This lady had pushed my buttons...and there is no reset on this one.

"Just get me the list ma'am." I told here with most of the niceness out of my voice.

Disgruntled, she got up to get me the list.

Interviewing the patient even further, it showed that he seemed quite fine and his only problem that I could see was his sister who is the caregiver come to find out.

Coming back into the room, the sister had his list of meds....on her PDA.

Reaching out for the PDA, she quickly grabbed it back.

C'mon lady, I am not five years old and I am not going to drop your stupid little computer that makes you look like you are some sort of Bill Gates in the hills of despair out here.

Then the hits just kept on coming.

"He needs to go to Elyria Memorial." She commanded to me.

Here is the deal. Elyria Memorial or EMH is where I used to go with all my patients...when I worked in Elyria.
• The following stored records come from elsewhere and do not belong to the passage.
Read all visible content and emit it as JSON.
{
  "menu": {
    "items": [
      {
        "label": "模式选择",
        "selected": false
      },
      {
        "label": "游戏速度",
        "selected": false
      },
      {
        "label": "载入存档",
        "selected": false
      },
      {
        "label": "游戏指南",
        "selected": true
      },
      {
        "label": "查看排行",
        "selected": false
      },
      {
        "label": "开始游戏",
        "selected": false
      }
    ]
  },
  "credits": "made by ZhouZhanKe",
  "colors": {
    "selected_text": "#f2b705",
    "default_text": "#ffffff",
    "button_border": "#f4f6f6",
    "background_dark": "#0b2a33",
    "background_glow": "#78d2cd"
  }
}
I know the hospital and I know the system.   But now, that hospital is 25 miles away.  See where I am going here.

My partner tried to explain to the night owl (it's the glasses) that we are the only truck in pretty much the county and that would be a little far for us to go. Her explanation was good and for the most part, very true.

"Well, he is going there, his doctors are there and that is where he is going." She sternly yelled at my partner.
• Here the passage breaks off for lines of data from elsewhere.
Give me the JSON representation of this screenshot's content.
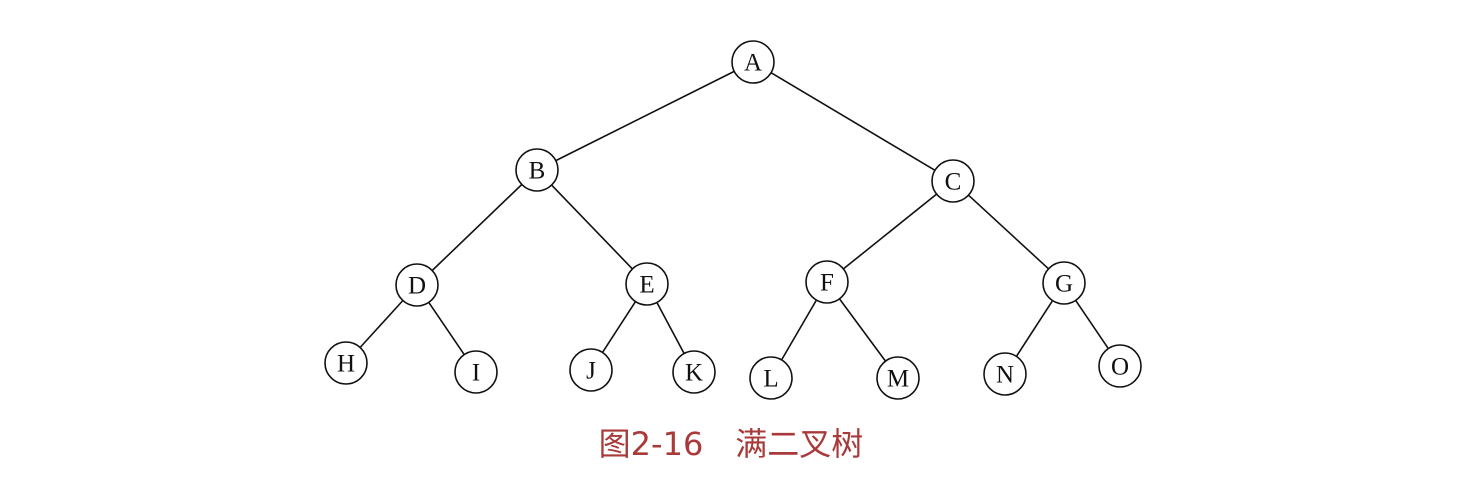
{
  "diagram": {
    "type": "full-binary-tree",
    "nodes": [
      {
        "id": "A",
        "label": "A"
      },
      {
        "id": "B",
        "label": "B"
      },
      {
        "id": "C",
        "label": "C"
      },
      {
        "id": "D",
        "label": "D"
      },
      {
        "id": "E",
        "label": "E"
      },
      {
        "id": "F",
        "label": "F"
      },
      {
        "id": "G",
        "label": "G"
      },
      {
        "id": "H",
        "label": "H"
      },
      {
        "id": "I",
        "label": "I"
      },
      {
        "id": "J",
        "label": "J"
      },
      {
        "id": "K",
        "label": "K"
      },
      {
        "id": "L",
        "label": "L"
      },
      {
        "id": "M",
        "label": "M"
      },
      {
        "id": "N",
        "label": "N"
      },
      {
        "id": "O",
        "label": "O"
      }
    ],
    "edges": [
      [
        "A",
        "B"
      ],
      [
        "A",
        "C"
      ],
      [
        "B",
        "D"
      ],
      [
        "B",
        "E"
      ],
      [
        "C",
        "F"
      ],
      [
        "C",
        "G"
      ],
      [
        "D",
        "H"
      ],
      [
        "D",
        "I"
      ],
      [
        "E",
        "J"
      ],
      [
        "E",
        "K"
      ],
      [
        "F",
        "L"
      ],
      [
        "F",
        "M"
      ],
      [
        "G",
        "N"
      ],
      [
        "G",
        "O"
      ]
    ],
    "colors": {
      "caption": "#a83a3a",
      "stroke": "#111111",
      "node_fill": "#ffffff"
    }
  },
  "caption": {
    "text": "图2-16　满二叉树"
  }
}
Okay, this would have waived the two and out rule.  I was getting quite pissed and it was time to lay down some control before we got steam-rolled.

"Ma'am......No." I said.
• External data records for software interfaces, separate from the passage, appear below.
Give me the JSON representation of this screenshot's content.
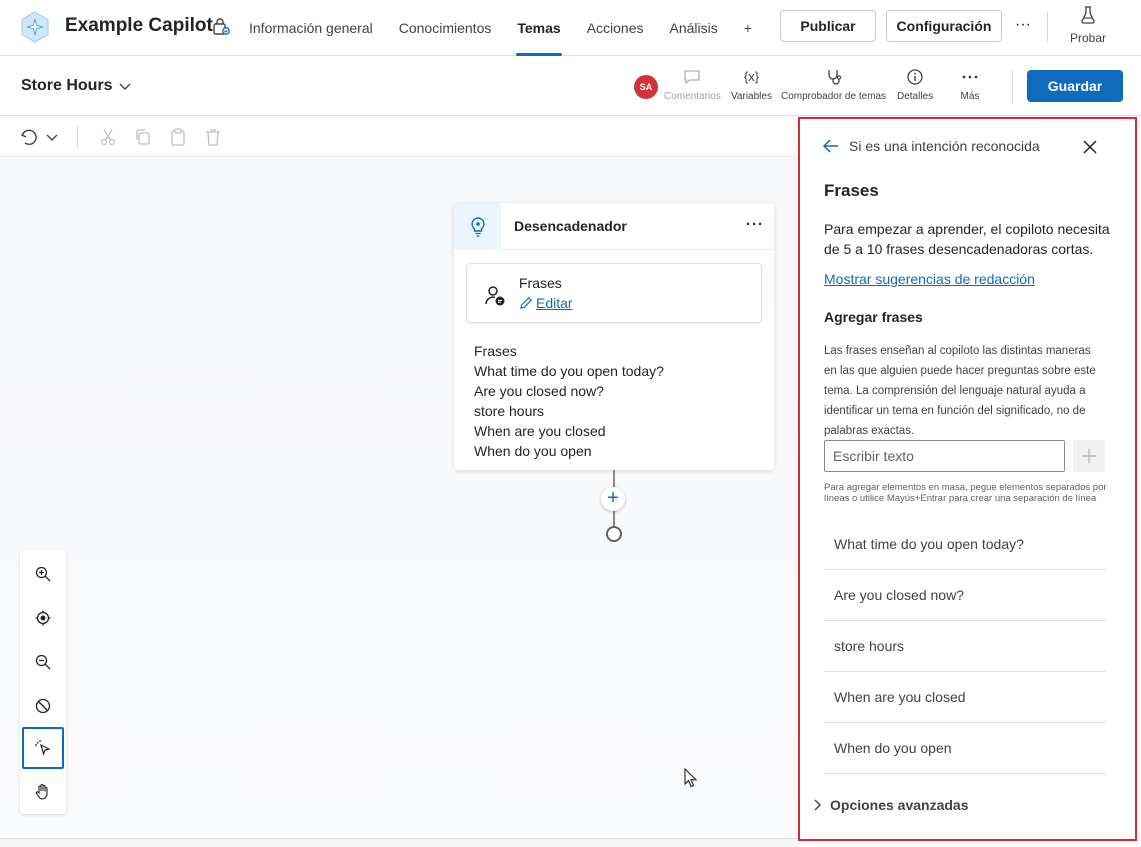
{
  "app": {
    "title": "Example Capilot",
    "nav_tabs": [
      {
        "label": "Información general"
      },
      {
        "label": "Conocimientos"
      },
      {
        "label": "Temas",
        "active": true
      },
      {
        "label": "Acciones"
      },
      {
        "label": "Análisis"
      },
      {
        "label": "+"
      }
    ],
    "publish_label": "Publicar",
    "config_label": "Configuración",
    "more_label": "···",
    "test_label": "Probar"
  },
  "topic": {
    "name": "Store Hours",
    "avatar_initials": "SA",
    "tools": {
      "comments": "Comentarios",
      "variables": "Variables",
      "checker": "Comprobador de temas",
      "details": "Detalles",
      "more": "Más"
    },
    "variables_glyph": "{x}",
    "save_label": "Guardar"
  },
  "canvas": {
    "trigger": {
      "title": "Desencadenador",
      "more": "···",
      "phrases_title": "Frases",
      "edit_label": "Editar",
      "body_title": "Frases",
      "phrases": [
        "What time do you open today?",
        "Are you closed now?",
        "store hours",
        "When are you closed",
        "When do you open"
      ]
    },
    "add_node": "+"
  },
  "panel": {
    "breadcrumb": "Si es una intención reconocida",
    "heading": "Frases",
    "description": "Para empezar a aprender, el copiloto necesita de 5 a 10 frases desencadenadoras cortas.",
    "suggestions_link": "Mostrar sugerencias de redacción",
    "add_heading": "Agregar frases",
    "add_info": "Las frases enseñan al copiloto las distintas maneras en las que alguien puede hacer preguntas sobre este tema. La comprensión del lenguaje natural ayuda a identificar un tema en función del significado, no de palabras exactas.",
    "input_placeholder": "Escribir texto",
    "hint": "Para agregar elementos en masa, pegue elementos separados por líneas o utilice Mayús+Entrar para crear una separación de línea",
    "phrases": [
      "What time do you open today?",
      "Are you closed now?",
      "store hours",
      "When are you closed",
      "When do you open"
    ],
    "advanced_label": "Opciones avanzadas"
  },
  "colors": {
    "accent": "#0f6cbd",
    "highlight_border": "#d42b34",
    "avatar": "#d13438"
  }
}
"Excuse me????" She asked with a sarcastic clarification.

"I said no. (what part didn't you understand) If he is having a stroke, which he is not, I am not going to bounce him from county to county because his doctor is at a specific hospital.  It is not in his best interest and if something goes wrong along the way (pfft, yeah, right) I don't want to take that chance of having to be out of the way of a hospital I passed so you can go to where your doctor has privleges."  I was fuming by now.

"Well, I don't want him going to any of the other hospitals.  He needs to go to EMH and that is final." She looked at me as if I was some young blood she could intimidate.

"Ma'am, this is not open for discussion." I told her.

Just when you thought it was going to get worse and fire was going to come from the heaven's, a ray of light shone through and some order restored.

"I really don't want to go at all." The patient spoke.

"Oh, you need to go, you had a stroke." His sister told him.

"He didn't have a stroke, he had a TIA (no health lessons today)." I told her.

"Well, that is the same thing." she said as if she was informing me.

"Umm...no it is not."I replied.

"Yes, it is" She began to start up again.

"No..it isn't, I mean with my 14 years in the field and all the training I have had, I am sure that your knowledge is far excceding of mine seeing you have a PDA with a medical program on it." I blurted out.  Hey come on....I am beyond repair at this time.

"I don't want to go, get whatever you need me to sign and I will sign it" the patient said polietly to us giving an evil look at his sister.

Making this short (my wrist are hurting from typing) he made an appointment with his doctor to go in that day and get checked out.  He never went with us and I am fortunate for that.  Last thing I needed was a person who saw one too many episodes of ER and think she is a neurologist.  Lord help us.

I only did 2 calls in the 48 hours which is going to take some getting used to but hey, I slept all night...two nights straight.  I wonder what they did at the old job that night...

I, soon, will be starting a second journal which is about...well...nothing. Just the things that I question in life and how I react to them. I will still have this one active as it has taken a life of it's own. I will let you know when that will happen. I hope you will come and visit it.

Until then...thank you all for your letters and support. It sure is good to be back.

Rounding Third and Heading Home,


24 January 2006

The Sequel

24 Jan 2006

"The Sequel"

I'm Baaaaaaaaaaaaaaaaack.............

There will be more to come in the next week.

Hey if Jack Bauer from "24" can come back from the dead....why can't I.

Rounding Third and Heading Home,